The panel agreed that a high level of liquidity would drive opportunities and deal volumes amongst alternative lenders and distressed investors, including credit funds and private equity.

Hamish foresees a difficult landscape for businesses with broken finances, particularly those with large syndicated debt. This is likely to complicate discussions between shareholders and different ranks of creditor and lead to harder restructuring processes and a rise in debt for equity swaps. This in turn opens the door for private equity investment alongside turnaround solutions.

Elaine anticipates that the mid-market might struggle for capital where they experience greater creditor squeeze. Funds are looking to invest aggressively in the mid-market, whilst at the same time many clearing banks appear to be divesting themselves of these investments.

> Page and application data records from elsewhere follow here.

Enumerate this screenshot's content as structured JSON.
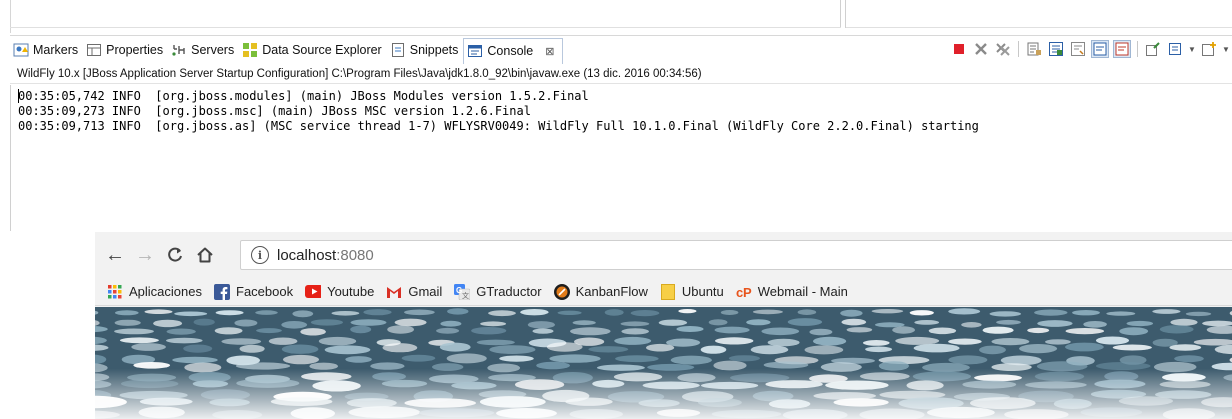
{
  "eclipse": {
    "tabs": [
      {
        "label": "Markers",
        "icon": "markers-icon"
      },
      {
        "label": "Properties",
        "icon": "properties-icon"
      },
      {
        "label": "Servers",
        "icon": "servers-icon"
      },
      {
        "label": "Data Source Explorer",
        "icon": "data-source-explorer-icon"
      },
      {
        "label": "Snippets",
        "icon": "snippets-icon"
      },
      {
        "label": "Console",
        "icon": "console-icon",
        "active": true,
        "close": "⊠"
      }
    ],
    "toolbar_icons": [
      "terminate-icon",
      "remove-launch-icon",
      "remove-all-terminated-icon",
      "clear-console-icon",
      "scroll-lock-icon",
      "word-wrap-icon",
      "show-on-stdout-icon",
      "show-on-stderr-icon",
      "pin-console-icon",
      "display-selected-console-icon",
      "open-console-icon"
    ],
    "console_title": "WildFly 10.x [JBoss Application Server Startup Configuration] C:\\Program Files\\Java\\jdk1.8.0_92\\bin\\javaw.exe (13 dic. 2016 00:34:56)",
    "log_lines": [
      "00:35:05,742 INFO  [org.jboss.modules] (main) JBoss Modules version 1.5.2.Final",
      "00:35:09,273 INFO  [org.jboss.msc] (main) JBoss MSC version 1.2.6.Final",
      "00:35:09,713 INFO  [org.jboss.as] (MSC service thread 1-7) WFLYSRV0049: WildFly Full 10.1.0.Final (WildFly Core 2.2.0.Final) starting"
    ],
    "colors": {
      "active_tab_border": "#b9c8dd",
      "terminate_red": "#e0202a"
    }
  },
  "browser": {
    "nav": {
      "back": "←",
      "forward": "→",
      "reload": "C",
      "home": "⌂"
    },
    "address": {
      "host": "localhost",
      "port": ":8080",
      "info_glyph": "i"
    },
    "bookmarks": [
      {
        "label": "Aplicaciones",
        "icon": "apps-grid-icon"
      },
      {
        "label": "Facebook",
        "icon": "facebook-icon"
      },
      {
        "label": "Youtube",
        "icon": "youtube-icon"
      },
      {
        "label": "Gmail",
        "icon": "gmail-icon"
      },
      {
        "label": "GTraductor",
        "icon": "google-translate-icon"
      },
      {
        "label": "KanbanFlow",
        "icon": "kanbanflow-icon"
      },
      {
        "label": "Ubuntu",
        "icon": "folder-icon"
      },
      {
        "label": "Webmail - Main",
        "icon": "webmail-icon"
      }
    ]
  }
}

There was some disagreement amongst the panel as to whether this liquidity and activity would in turn drive prices. Andrew highlighted an increasing number of new participants in the market purporting to have turnaround experience and ‘deep pockets’ making a splash with large acquisitions. Freya suggested that this might in due course result in increased prices but so far prices have remained competitive with many participants preferring to walk away from potential acquisitions.

Which sector to watch for distress?

Hamish – Real estate

Elaine – Retail and consumer businesses

Jonathan – Temporary manpower

Anything quirky likely to happen in 2023?

The acronym of the day was ESG, or Environmental, Social & Governance.

Interest in climate change has increased investment and interest in ESG with:

  • new specialist funds only interested in investing in ESG projects; and
  • contracts being won where ESG forms part of the pitch.

The panel also await further and ongoing developments in the wonderful world of cryptocurrency.

Closing off the webinar, Andrew led a lively Q&A session with guests around the success of operational turnaround, whether current challenges will finally see an end to so-called ‘zombie companies’, and what effect the next UK election might be, only serving to emphasise the number of challenges being faced by the economy and the professional in 2023 and beyond.

Thank you to our panellists for sharing their excellent insights on an interesting year for business, as well as their predictions for the year to come. We hope you’ll join us for more TMA events in 2023, many of which will be in person. Visit the TMA UK website events page to see what’s coming up.